Bullock’s Oriole Male all photos by Larry Jordan
Last weekend I returned to the site of our Audubon Chapter picnic at Whiskeytown National Recreation Area’s Tower House, where we had seen a Bullock’s Oriole nest with the parents making trips to an fro. I thought it would make an appropriate Father’s Day post. Here is Dad, apparently attempting to coax the youngster out of the nest.
The Bullock’s Oriole usually arrives in northern California from their wintering grounds in Mexico around mid April and they were true to form this year. We saw the first sightings April 10th. The thing is, they take up to two weeks to build their nest!

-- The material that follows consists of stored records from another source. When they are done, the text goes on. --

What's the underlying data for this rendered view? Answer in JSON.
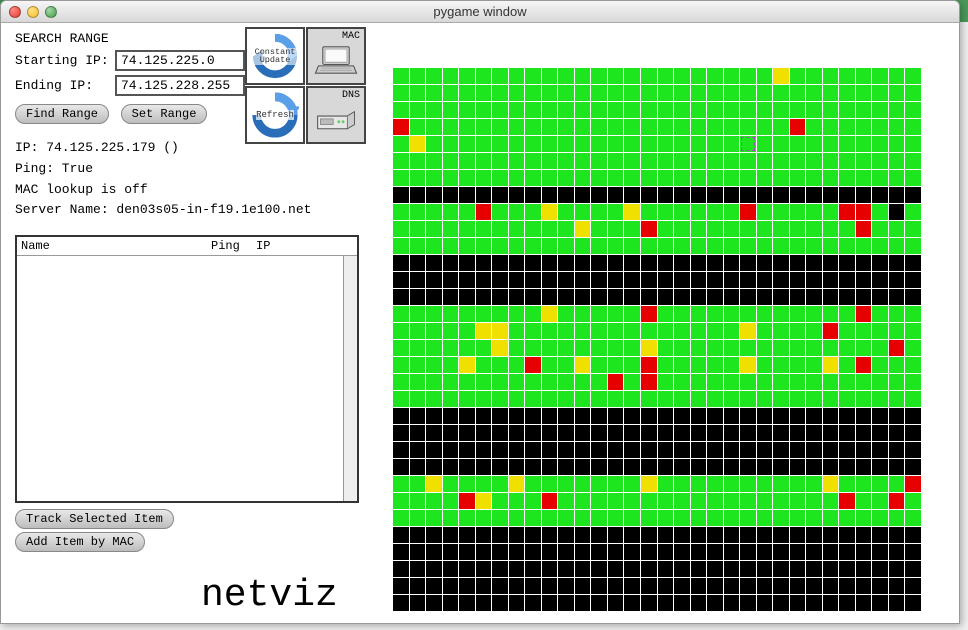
{
  "window": {
    "title": "pygame window"
  },
  "search": {
    "header": "SEARCH RANGE",
    "start_label": "Starting IP:",
    "start_value": "74.125.225.0",
    "end_label": "Ending IP:",
    "end_value": "74.125.228.255",
    "find_btn": "Find Range",
    "set_btn": "Set Range"
  },
  "info": {
    "ip_line": "IP: 74.125.225.179 ()",
    "ping_line": "Ping: True",
    "mac_line": "MAC lookup is off",
    "server_line": "Server Name: den03s05-in-f19.1e100.net"
  },
  "tools": {
    "constant_update": "Constant Update",
    "mac": "MAC",
    "refresh": "Refresh",
    "dns": "DNS"
  },
  "list": {
    "col_name": "Name",
    "col_ping": "Ping",
    "col_ip": "IP"
  },
  "bottom": {
    "track_btn": "Track Selected Item",
    "add_mac_btn": "Add Item by MAC"
  },
  "app_name": "netviz",
  "grid_rows": [
    "gggggggggggggggggggggggygggggggg",
    "gggggggggggggggggggggggggggggggg",
    "gggggggggggggggggggggggggggggggg",
    "rgggggggggggggggggggggggrggggggg",
    "gyggggggggggggggggggghgggggggggg",
    "gggggggggggggggggggggggggggggggg",
    "gggggggggggggggggggggggggggggggg",
    "kkkkkkkkkkkkkkkkkkkkkkkkkkkkkkkk",
    "gggggrgggyggggyggggggrgggggrrgkg",
    "gggggggggggygggrggggggggggggrggg",
    "gggggggggggggggggggggggggggggggg",
    "kkkkkkkkkkkkkkkkkkkkkkkkkkkkkkkk",
    "kkkkkkkkkkkkkkkkkkkkkkkkkkkkkkkk",
    "kkkkkkkkkkkkkkkkkkkkkkkkkkkkkkkk",
    "gggggggggygggggrggggggggggggrggg",
    "gggggyyggggggggggggggyggggrggggg",
    "ggggggyggggggggyggggggggggggggrg",
    "ggggygggrggygggrgggggyggggygrggg",
    "gggggggggggggrgrgggggggggggggggg",
    "gggggggggggggggggggggggggggggggg",
    "kkkkkkkkkkkkkkkkkkkkkkkkkkkkkkkk",
    "kkkkkkkkkkkkkkkkkkkkkkkkkkkkkkkk",
    "kkkkkkkkkkkkkkkkkkkkkkkkkkkkkkkk",
    "kkkkkkkkkkkkkkkkkkkkkkkkkkkkkkkk",
    "ggyggggygggggggyggggggggggyggggr",
    "ggggrygggrgggggggggggggggggrggrg",
    "gggggggggggggggggggggggggggggggg",
    "kkkkkkkkkkkkkkkkkkkkkkkkkkkkkkkk",
    "kkkkkkkkkkkkkkkkkkkkkkkkkkkkkkkk",
    "kkkkkkkkkkkkkkkkkkkkkkkkkkkkkkkk",
    "kkkkkkkkkkkkkkkkkkkkkkkkkkkkkkkk",
    "kkkkkkkkkkkkkkkkkkkkkkkkkkkkkkkk"
  ]
}
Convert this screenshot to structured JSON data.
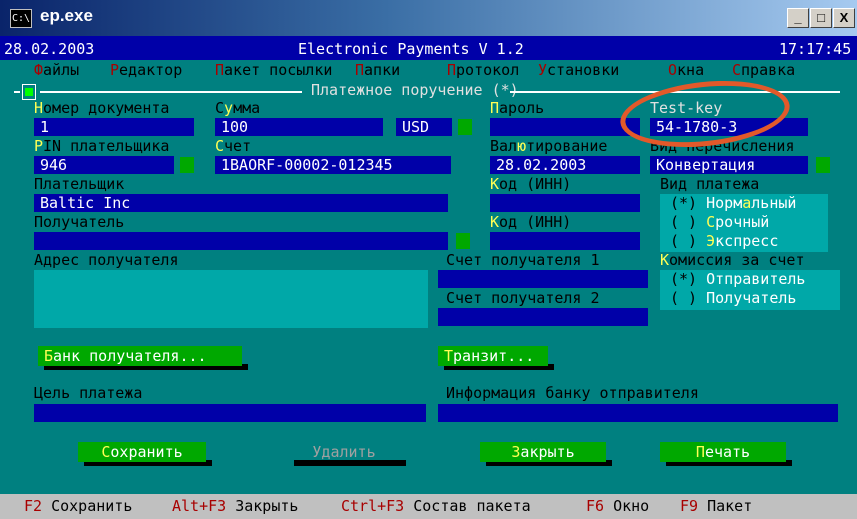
{
  "window": {
    "title": "ep.exe",
    "icon_text": "C:\\",
    "buttons": {
      "minimize": "_",
      "maximize": "□",
      "close": "X"
    }
  },
  "status": {
    "date": "28.02.2003",
    "app_title": "Electronic Payments V 1.2",
    "time": "17:17:45"
  },
  "menu": [
    {
      "hk": "Ф",
      "rest": "айлы"
    },
    {
      "hk": "Р",
      "rest": "едактор"
    },
    {
      "hk": "П",
      "rest": "акет посылки"
    },
    {
      "hk": "П",
      "rest": "апки"
    },
    {
      "hk": "П",
      "rest": "ротокол"
    },
    {
      "hk": "У",
      "rest": "становки"
    },
    {
      "hk": "О",
      "rest": "кна"
    },
    {
      "hk": "С",
      "rest": "правка"
    }
  ],
  "form": {
    "title": "Платежное поручение (*)",
    "doc_number": {
      "hk": "Н",
      "label": "омер документа",
      "value": "1"
    },
    "amount": {
      "hk": "у",
      "pre": "С",
      "label": "мма",
      "value": "100",
      "currency": "USD"
    },
    "password": {
      "hk": "П",
      "label": "ароль",
      "value": ""
    },
    "test_key": {
      "label": "Test-key",
      "value": "54-1780-3"
    },
    "pin": {
      "hk": "P",
      "label": "IN плательщика",
      "value": "946"
    },
    "account": {
      "hk": "С",
      "label": "чет",
      "value": "1BAORF-00002-012345"
    },
    "valuation": {
      "pre": "Вал",
      "hk": "ю",
      "label": "тирование",
      "value": "28.02.2003"
    },
    "transfer_type": {
      "label": "Вид перечисления",
      "value": "Конвертация"
    },
    "payer": {
      "label": "Плательщик",
      "value": "Baltic Inc"
    },
    "payer_inn": {
      "hk": "К",
      "label": "од (ИНН)",
      "value": ""
    },
    "payment_type": {
      "label": "Вид платежа",
      "options": [
        {
          "mark": "(*)",
          "pre": "Норм",
          "hk": "а",
          "rest": "льный"
        },
        {
          "mark": "( )",
          "pre": "",
          "hk": "С",
          "rest": "рочный"
        },
        {
          "mark": "( )",
          "pre": "",
          "hk": "Э",
          "rest": "кспресс"
        }
      ]
    },
    "recipient": {
      "label": "Получатель",
      "value": ""
    },
    "recipient_inn": {
      "hk": "К",
      "label": "од (ИНН)",
      "value": ""
    },
    "recipient_address": {
      "label": "Адрес получателя",
      "value": ""
    },
    "recipient_account1": {
      "label": "Счет получателя 1",
      "value": ""
    },
    "recipient_account2": {
      "label": "Счет получателя 2",
      "value": ""
    },
    "commission": {
      "hk": "К",
      "label": "омиссия за счет",
      "options": [
        {
          "mark": "(*)",
          "label": "Отправитель"
        },
        {
          "mark": "( )",
          "label": "Получатель"
        }
      ]
    },
    "bank_button": {
      "hk": "Б",
      "rest": "анк получателя..."
    },
    "transit_button": {
      "hk": "Т",
      "rest": "ранзит..."
    },
    "purpose": {
      "label": "Цель платежа",
      "value": ""
    },
    "bank_info": {
      "label": "Информация банку отправителя",
      "value": ""
    },
    "actions": {
      "save": {
        "hk": "С",
        "rest": "охранить"
      },
      "delete": "Удалить",
      "close": {
        "hk": "З",
        "rest": "акрыть"
      },
      "print": {
        "hk": "П",
        "rest": "ечать"
      }
    }
  },
  "fkeys": [
    {
      "key": "F2",
      "label": "Сохранить"
    },
    {
      "key": "Alt+F3",
      "label": "Закрыть"
    },
    {
      "key": "Ctrl+F3",
      "label": "Состав пакета"
    },
    {
      "key": "F6",
      "label": "Окно"
    },
    {
      "key": "F9",
      "label": "Пакет"
    }
  ],
  "colors": {
    "console_bg": "#0000a8",
    "form_bg": "#008080",
    "accent_green": "#00a800",
    "annotation": "#e2592a"
  }
}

And what master engineers these birds are to create a nest like this.
Their nests are suspended from branches of large trees, usually near water. They are neatly woven, often containing hair (especially horsehair), twine, fibers, grasses, and wool, and lined with cottonwood or willow cotton or wool.
As I watched the parents, I noticed that they were not feeding the youngster in the nest. Apparently, this chick was nearly ready to leave the nest which they do around two weeks after hatching. Bullock’s Orioles usually lay 4 – 5 eggs and this was the only chick I saw so I have to think it was the last to fledge., bird nest, Here is a picture of the female with the same chick.
I never did get to see it fledge, but I sure enjoyed watching as the parents urged their youngster on.
I wish all you fathers out there a very Happy Father’s Day, and everyone an enjoyable solstice. For more great critter photos, check out Camera Critters.